(Items from an interface collection)
=== Begin Enclosure ===

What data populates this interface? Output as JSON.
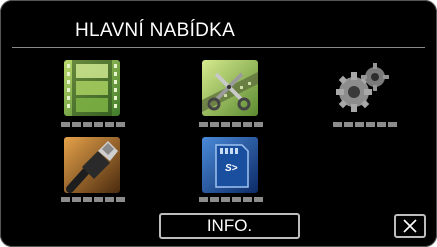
{
  "menu": {
    "title": "HLAVNÍ NABÍDKA",
    "items": [
      {
        "icon": "film-strip-icon",
        "label": "▪▪▪▪▪▪"
      },
      {
        "icon": "video-edit-scissors-icon",
        "label": "▪▪▪▪▪▪"
      },
      {
        "icon": "settings-gears-icon",
        "label": "▪▪▪▪▪▪"
      },
      {
        "icon": "hdmi-cable-icon",
        "label": "▪▪▪▪▪▪"
      },
      {
        "icon": "sd-card-icon",
        "label": "▪▪▪▪▪▪"
      }
    ]
  },
  "footer": {
    "info_label": "INFO.",
    "close_icon": "close-icon"
  },
  "colors": {
    "background": "#000000",
    "text": "#ffffff",
    "button_border": "#bdbdbd",
    "placeholder_caption": "#8c8c8c"
  }
}
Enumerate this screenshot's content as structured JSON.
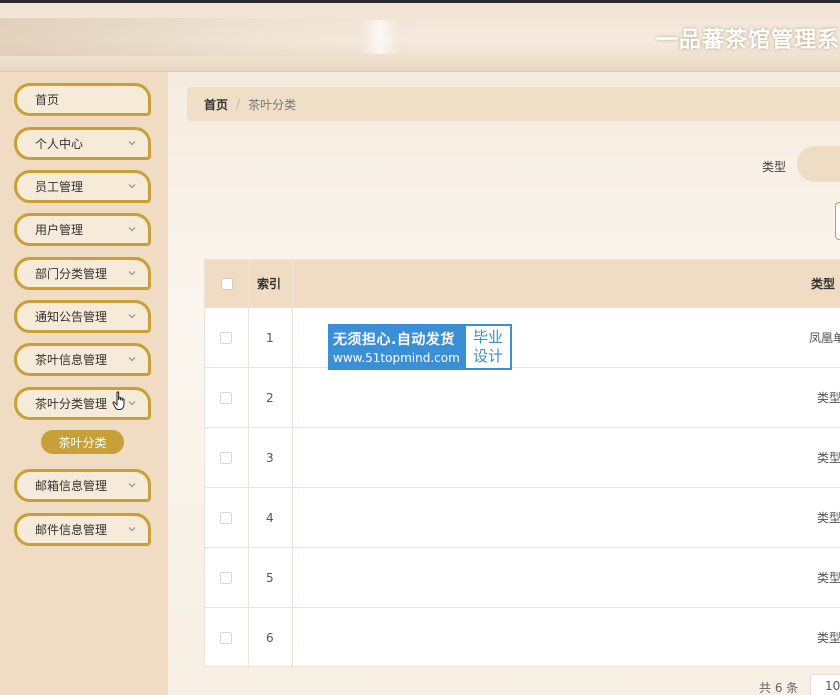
{
  "header": {
    "title": "一品蕃茶馆管理系"
  },
  "sidebar": {
    "items": [
      {
        "label": "首页",
        "has_chevron": false
      },
      {
        "label": "个人中心",
        "has_chevron": true
      },
      {
        "label": "员工管理",
        "has_chevron": true
      },
      {
        "label": "用户管理",
        "has_chevron": true
      },
      {
        "label": "部门分类管理",
        "has_chevron": true
      },
      {
        "label": "通知公告管理",
        "has_chevron": true
      },
      {
        "label": "茶叶信息管理",
        "has_chevron": true
      },
      {
        "label": "茶叶分类管理",
        "has_chevron": true,
        "expanded": true
      },
      {
        "label": "邮箱信息管理",
        "has_chevron": true
      },
      {
        "label": "邮件信息管理",
        "has_chevron": true
      }
    ],
    "active_sub_item": "茶叶分类"
  },
  "breadcrumb": {
    "home": "首页",
    "separator": "/",
    "current": "茶叶分类"
  },
  "search": {
    "label": "类型",
    "value": ""
  },
  "table": {
    "headers": {
      "index": "索引",
      "type": "类型"
    },
    "rows": [
      {
        "index": "1",
        "type": "凤凰单"
      },
      {
        "index": "2",
        "type": "类型"
      },
      {
        "index": "3",
        "type": "类型"
      },
      {
        "index": "4",
        "type": "类型"
      },
      {
        "index": "5",
        "type": "类型"
      },
      {
        "index": "6",
        "type": "类型"
      }
    ]
  },
  "pagination": {
    "total_text": "共 6 条",
    "page_size": "10"
  },
  "watermark": {
    "line1": "无须担心.自动发货",
    "line2": "www.51topmind.com",
    "badge_line1": "毕业",
    "badge_line2": "设计"
  },
  "colors": {
    "accent": "#c9a037",
    "sidebar_bg": "#efdcc2",
    "table_header_bg": "#efdcc2",
    "watermark_blue": "#3a8fd6"
  }
}
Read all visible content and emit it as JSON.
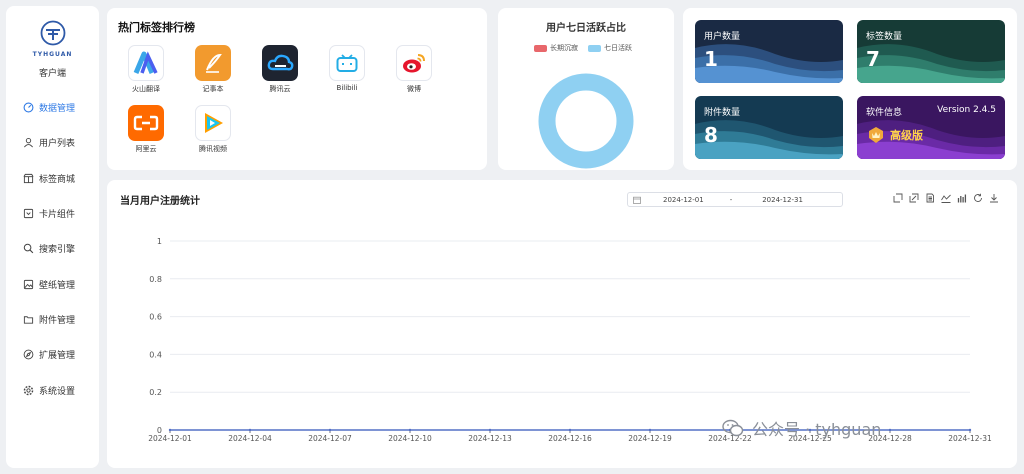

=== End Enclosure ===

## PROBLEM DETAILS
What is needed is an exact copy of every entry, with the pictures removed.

## RESULT
What data populates this interface? Output as JSON.
{
  "menu": {
    "title": "HLAVNÍ NABÍDKA",
    "items": [
      {
        "icon": "film-strip-icon",
        "label": "▪▪▪▪▪▪"
      },
      {
        "icon": "video-edit-scissors-icon",
        "label": "▪▪▪▪▪▪"
      },
      {
        "icon": "settings-gears-icon",
        "label": "▪▪▪▪▪▪"
      },
      {
        "icon": "hdmi-cable-icon",
        "label": "▪▪▪▪▪▪"
      },
      {
        "icon": "sd-card-icon",
        "label": "▪▪▪▪▪▪"
      }
    ]
  },
  "footer": {
    "info_label": "INFO.",
    "close_icon": "close-icon"
  },
  "colors": {
    "background": "#000000",
    "text": "#ffffff",
    "button_border": "#bdbdbd",
    "placeholder_caption": "#8c8c8c"
  }
}
Enumerate this screenshot's content as structured JSON.
{
  "header": {
    "title": "一品蕃茶馆管理系"
  },
  "sidebar": {
    "items": [
      {
        "label": "首页",
        "has_chevron": false
      },
      {
        "label": "个人中心",
        "has_chevron": true
      },
      {
        "label": "员工管理",
        "has_chevron": true
      },
      {
        "label": "用户管理",
        "has_chevron": true
      },
      {
        "label": "部门分类管理",
        "has_chevron": true
      },
      {
        "label": "通知公告管理",
        "has_chevron": true
      },
      {
        "label": "茶叶信息管理",
        "has_chevron": true
      },
      {
        "label": "茶叶分类管理",
        "has_chevron": true,
        "expanded": true
      },
      {
        "label": "邮箱信息管理",
        "has_chevron": true
      },
      {
        "label": "邮件信息管理",
        "has_chevron": true
      }
    ],
    "active_sub_item": "茶叶分类"
  },
  "breadcrumb": {
    "home": "首页",
    "separator": "/",
    "current": "茶叶分类"
  },
  "search": {
    "label": "类型",
    "value": ""
  },
  "table": {
    "headers": {
      "index": "索引",
      "type": "类型"
    },
    "rows": [
      {
        "index": "1",
        "type": "凤凰单"
      },
      {
        "index": "2",
        "type": "类型"
      },
      {
        "index": "3",
        "type": "类型"
      },
      {
        "index": "4",
        "type": "类型"
      },
      {
        "index": "5",
        "type": "类型"
      },
      {
        "index": "6",
        "type": "类型"
      }
    ]
  },
  "pagination": {
    "total_text": "共 6 条",
    "page_size": "10"
  },
  "watermark": {
    "line1": "无须担心.自动发货",
    "line2": "www.51topmind.com",
    "badge_line1": "毕业",
    "badge_line2": "设计"
  },
  "colors": {
    "accent": "#c9a037",
    "sidebar_bg": "#efdcc2",
    "table_header_bg": "#efdcc2",
    "watermark_blue": "#3a8fd6"
  }
}
Read all visible content and emit it as JSON.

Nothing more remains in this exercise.